- Information given
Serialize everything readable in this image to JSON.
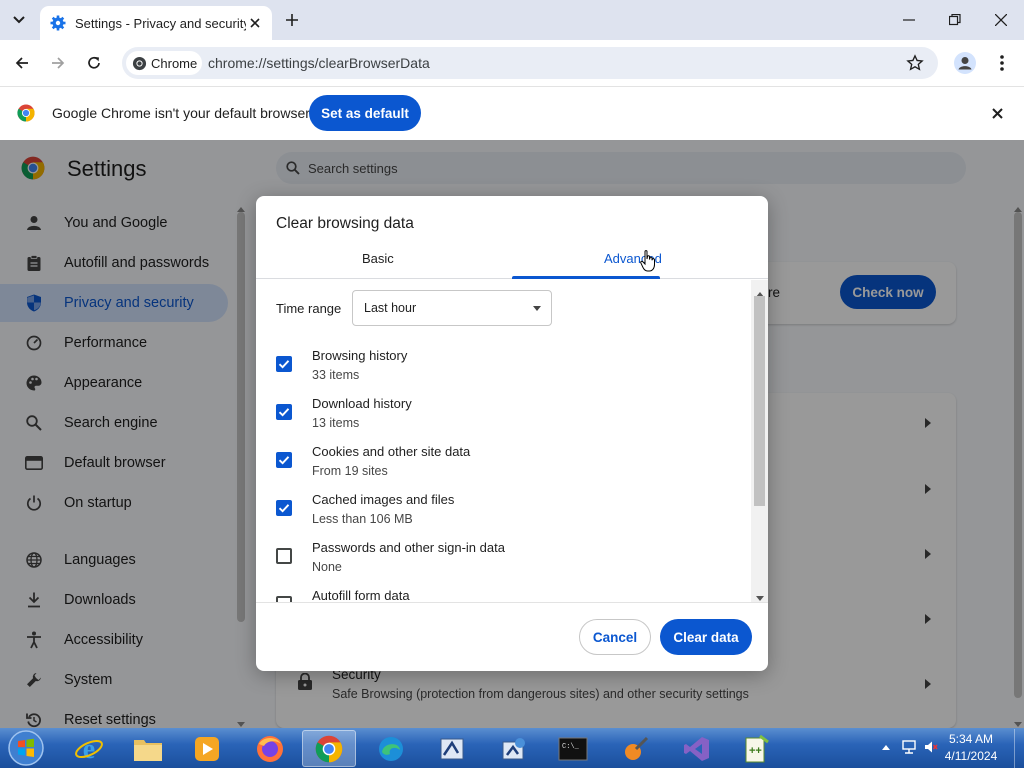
{
  "window": {
    "tab_title": "Settings - Privacy and security"
  },
  "toolbar": {
    "chip_label": "Chrome",
    "url": "chrome://settings/clearBrowserData"
  },
  "infobar": {
    "message": "Google Chrome isn't your default browser",
    "set_default_label": "Set as default"
  },
  "settings": {
    "title": "Settings",
    "search_placeholder": "Search settings",
    "nav": [
      {
        "label": "You and Google",
        "icon": "person-icon"
      },
      {
        "label": "Autofill and passwords",
        "icon": "clipboard-icon"
      },
      {
        "label": "Privacy and security",
        "icon": "shield-icon",
        "active": true
      },
      {
        "label": "Performance",
        "icon": "speedometer-icon"
      },
      {
        "label": "Appearance",
        "icon": "palette-icon"
      },
      {
        "label": "Search engine",
        "icon": "search-icon"
      },
      {
        "label": "Default browser",
        "icon": "browser-window-icon"
      },
      {
        "label": "On startup",
        "icon": "power-icon"
      },
      {
        "label": "Languages",
        "icon": "globe-icon"
      },
      {
        "label": "Downloads",
        "icon": "download-icon"
      },
      {
        "label": "Accessibility",
        "icon": "accessibility-icon"
      },
      {
        "label": "System",
        "icon": "wrench-icon"
      },
      {
        "label": "Reset settings",
        "icon": "reset-icon"
      }
    ],
    "safety_check_suffix": "re",
    "check_now_label": "Check now",
    "security_title": "Security",
    "security_desc": "Safe Browsing (protection from dangerous sites) and other security settings"
  },
  "dialog": {
    "title": "Clear browsing data",
    "tabs": {
      "basic": "Basic",
      "advanced": "Advanced"
    },
    "time_range_label": "Time range",
    "time_range_value": "Last hour",
    "options": [
      {
        "title": "Browsing history",
        "subtitle": "33 items",
        "checked": true
      },
      {
        "title": "Download history",
        "subtitle": "13 items",
        "checked": true
      },
      {
        "title": "Cookies and other site data",
        "subtitle": "From 19 sites",
        "checked": true
      },
      {
        "title": "Cached images and files",
        "subtitle": "Less than 106 MB",
        "checked": true
      },
      {
        "title": "Passwords and other sign-in data",
        "subtitle": "None",
        "checked": false
      },
      {
        "title": "Autofill form data",
        "subtitle": "",
        "checked": false
      }
    ],
    "cancel_label": "Cancel",
    "clear_label": "Clear data"
  },
  "taskbar": {
    "time": "5:34 AM",
    "date": "4/11/2024",
    "apps": [
      "start-orb",
      "internet-explorer",
      "file-explorer",
      "media-player",
      "firefox",
      "chrome",
      "edge",
      "app-1",
      "app-2",
      "command-prompt",
      "paint",
      "visual-studio",
      "notepad-plus-plus"
    ]
  }
}
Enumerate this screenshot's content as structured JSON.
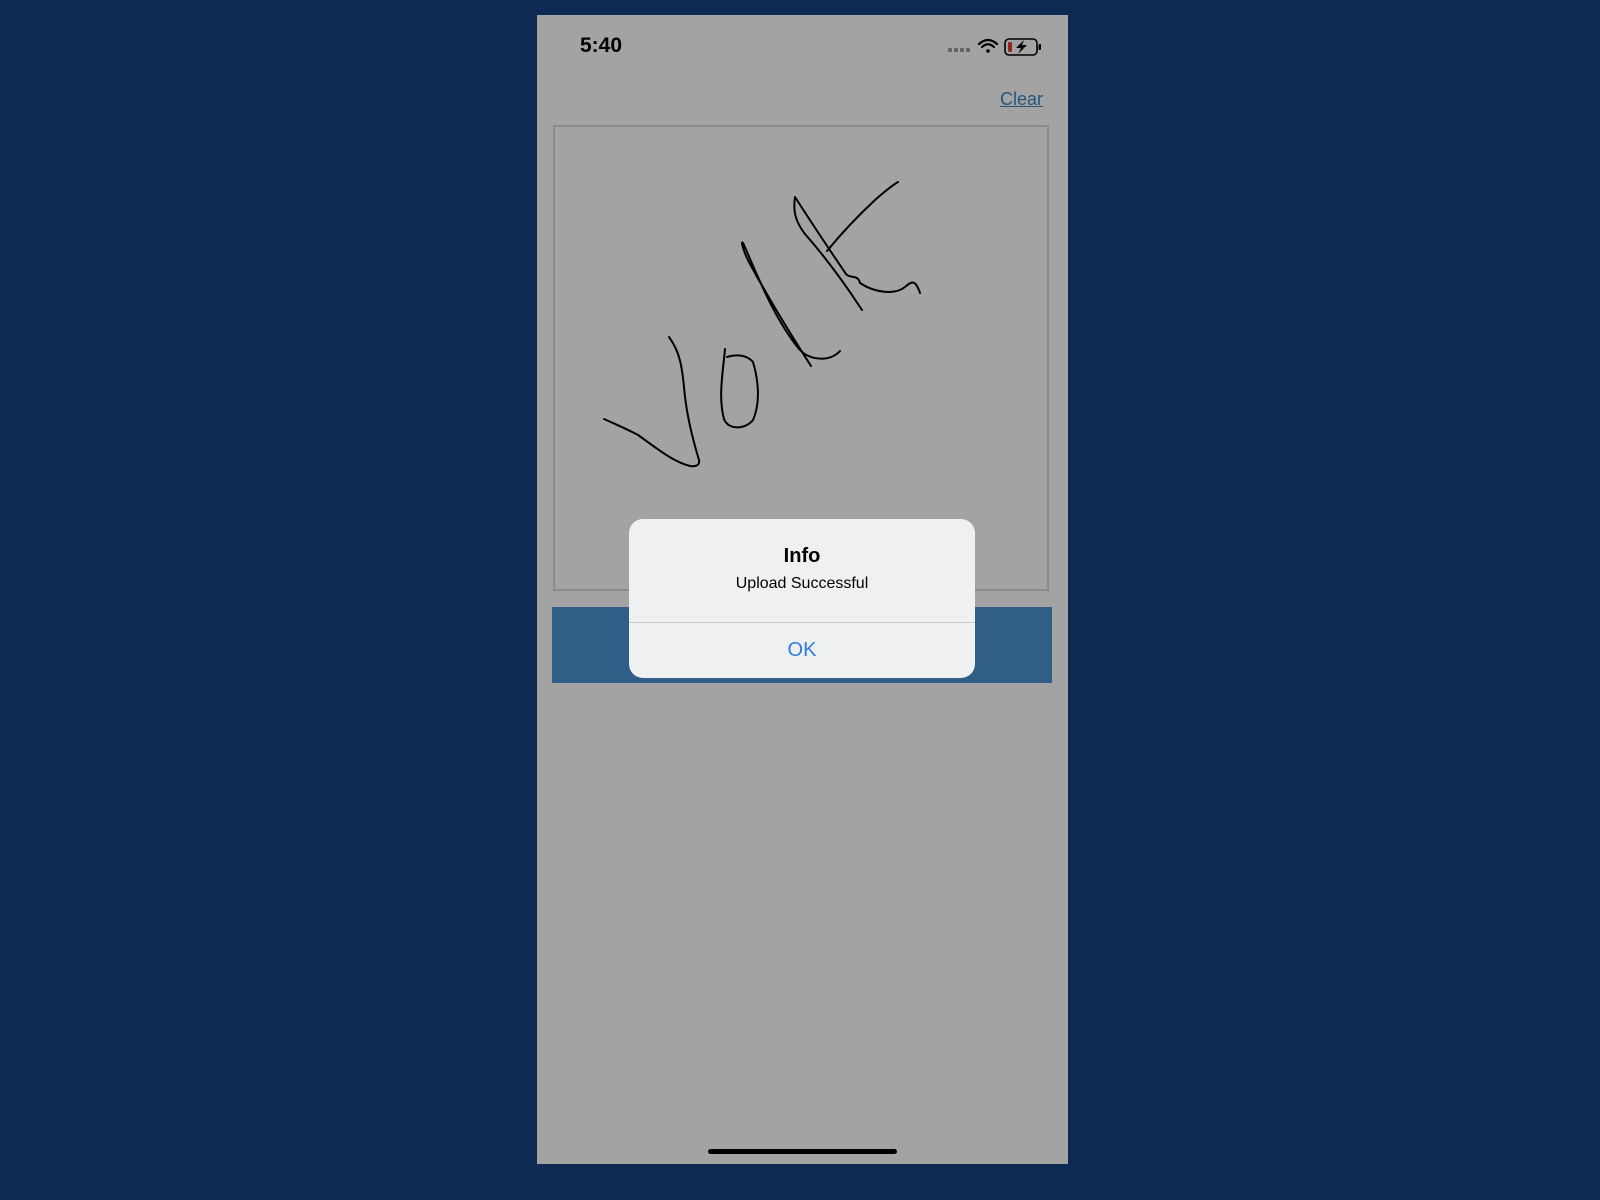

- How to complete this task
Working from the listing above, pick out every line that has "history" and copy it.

- Answer area
        "title": "Browsing history",
        "title": "Download history",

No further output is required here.